Women's & Gender Studies

by Jeremy M. Brown last modified 2017-07-05T15:33:28-04:00
Databases

America: History and Life (EBSCO) - A comprehensive bibliography of articles on the history and culture of the United States and Canada from prehistory to the present. Offers abstracts and citations for articles in roughly 1,800 journals published worldwide in history, related humanities, and the social sciences. Includes citations to book and media reviews from approximately 140 major journals of American history and culture and relevant dissertations from Dissertation Abstracts International.

JSTOR - Provides access to complete back files of core journals in the humanities, social sciences, and sciences. The University Libraries subscribe to the Arts & Sciences I, II, and III and Health & General Sciences, which include a variety of history journals. 

JSTOR's agreement with publishers includes an updating provision referred to as a "moving wall," which is a fixed period of time ranging, in most cases, from 2 to 5 years that defines the gap between the most recently published issue of any journal and the date of the most recent issue available in JSTOR. This database began to include some current content in 2011. The University Libraries are not yet subscribing to this current content. Tarver librarians created this guide to help students using this database.

Dissertations and Theses Full Text (ProQuest) - Covers dissertations accepted at accredited U.S. institutions since 1861. Selectively covers Master's theses and Canadian, British, and other international dissertations. Most dissertations since 1997 (and some earlier dissertations) are available in full text.

MLA International Bibliography (EBSCO) - Index of literature, languages, linguistics, literary theory and criticism, dramatic arts, and folklore from over 4,400 journals and serials, as well as books, essay collections, working papers, proceedings, dissertations, and bibliographies.

Civil War in the American South - A central portal to access digital collections from the Civil War Era (1850-1865) held by members of the Association of Southeastern Research Libraries (ASERL). Many special or unique manuscripts, photographs, books, newspapers, broadsides, and other materials have been digitized to provide broader access to these documents. The shared collection continues to grow, providing ready access to a world-class collection of primary source materials from the American Civil War era. 

WorldCat (FirstSearch) - The world's most comprehensive bibliography with entries representing books and other resources spanning 4,000 years of knowledge from libraries around the world.

Academic Search Complete (EBSCO)  - Includes more than 6,100 full-text periodicals (over 5,100 of which are peer-reviewed), and also offers indexing and abstracts for monographs, reports, conference proceedings, etc.

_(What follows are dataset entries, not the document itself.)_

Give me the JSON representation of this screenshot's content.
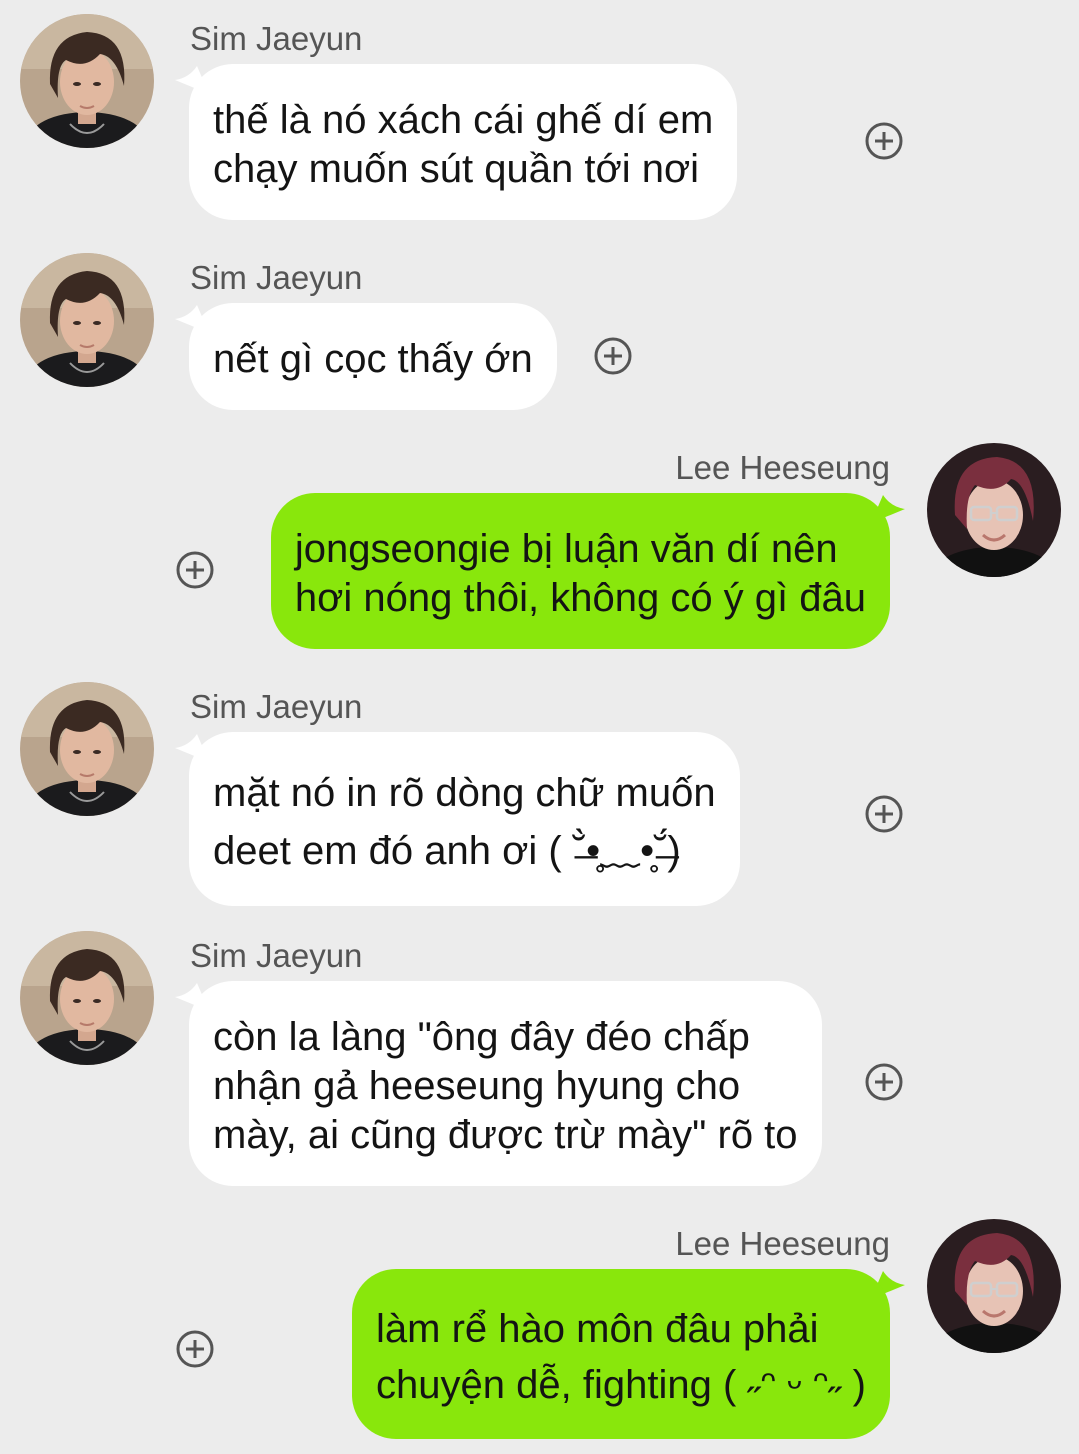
{
  "conversation": {
    "messages": [
      {
        "side": "left",
        "sender": "Sim Jaeyun",
        "text": "thế là nó xách cái ghế dí em\nchạy muốn sút quần tới nơi"
      },
      {
        "side": "left",
        "sender": "Sim Jaeyun",
        "text": "nết gì cọc thấy ớn"
      },
      {
        "side": "right",
        "sender": "Lee Heeseung",
        "text": "jongseongie bị luận văn dí nên\nhơi nóng thôi, không có ý gì đâu"
      },
      {
        "side": "left",
        "sender": "Sim Jaeyun",
        "text": "mặt nó in rõ dòng chữ muốn\ndeet em đó anh ơi ( ˘̶̀•̥﹏•̥˘̶́)"
      },
      {
        "side": "left",
        "sender": "Sim Jaeyun",
        "text": "còn la làng \"ông đây đéo chấp\nnhận gả heeseung hyung cho\nmày, ai cũng được trừ mày\" rõ to"
      },
      {
        "side": "right",
        "sender": "Lee Heeseung",
        "text": "làm rể hào môn đâu phải\nchuyện dễ, fighting ( ˶ᵔ ᵕ ᵔ˶ )"
      }
    ]
  },
  "icons": {
    "add": "plus-circle-icon",
    "avatar_jaeyun": "avatar-photo",
    "avatar_heeseung": "avatar-photo"
  },
  "colors": {
    "background": "#ececec",
    "incoming_bubble": "#ffffff",
    "outgoing_bubble": "#89e70c",
    "sender_name": "#555555",
    "message_text": "#141414",
    "add_icon": "#555555"
  }
}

The database is updated daily and features PDF images of articles from 1887 with the majority of full-text titles in searchable PDF format.

Oxford English Dictionary Online - Recognized as the accepted authority on the evolution of the English language over the last millennium, the OED provides definitions, etymological analysis, and quotations to demonstrate the use of words in the English language over time. This web-based version includes all information in the print counterpart and adds at least 1,000 new and revised entries each quarter. The publisher, Oxford University Press, provides extensive information about the dictionary and its use on their web site.

Literary Reference Center (EBSCO) - Combines information from major reference works, books, and literary journals as well as original content from EBSCO Publishing. Included are thousands of plot summaries, synopses, and work overviews; literary criticism; author biographies; full-text of over 430 literary journals; book reviews; classic and contemporary poems and short stories; full-text of over 7,000 classic novels; author interviews; and images of key literary figures.

Librarians

If you need assistance, please Ask Us or contact one of the Humanities Team librarians: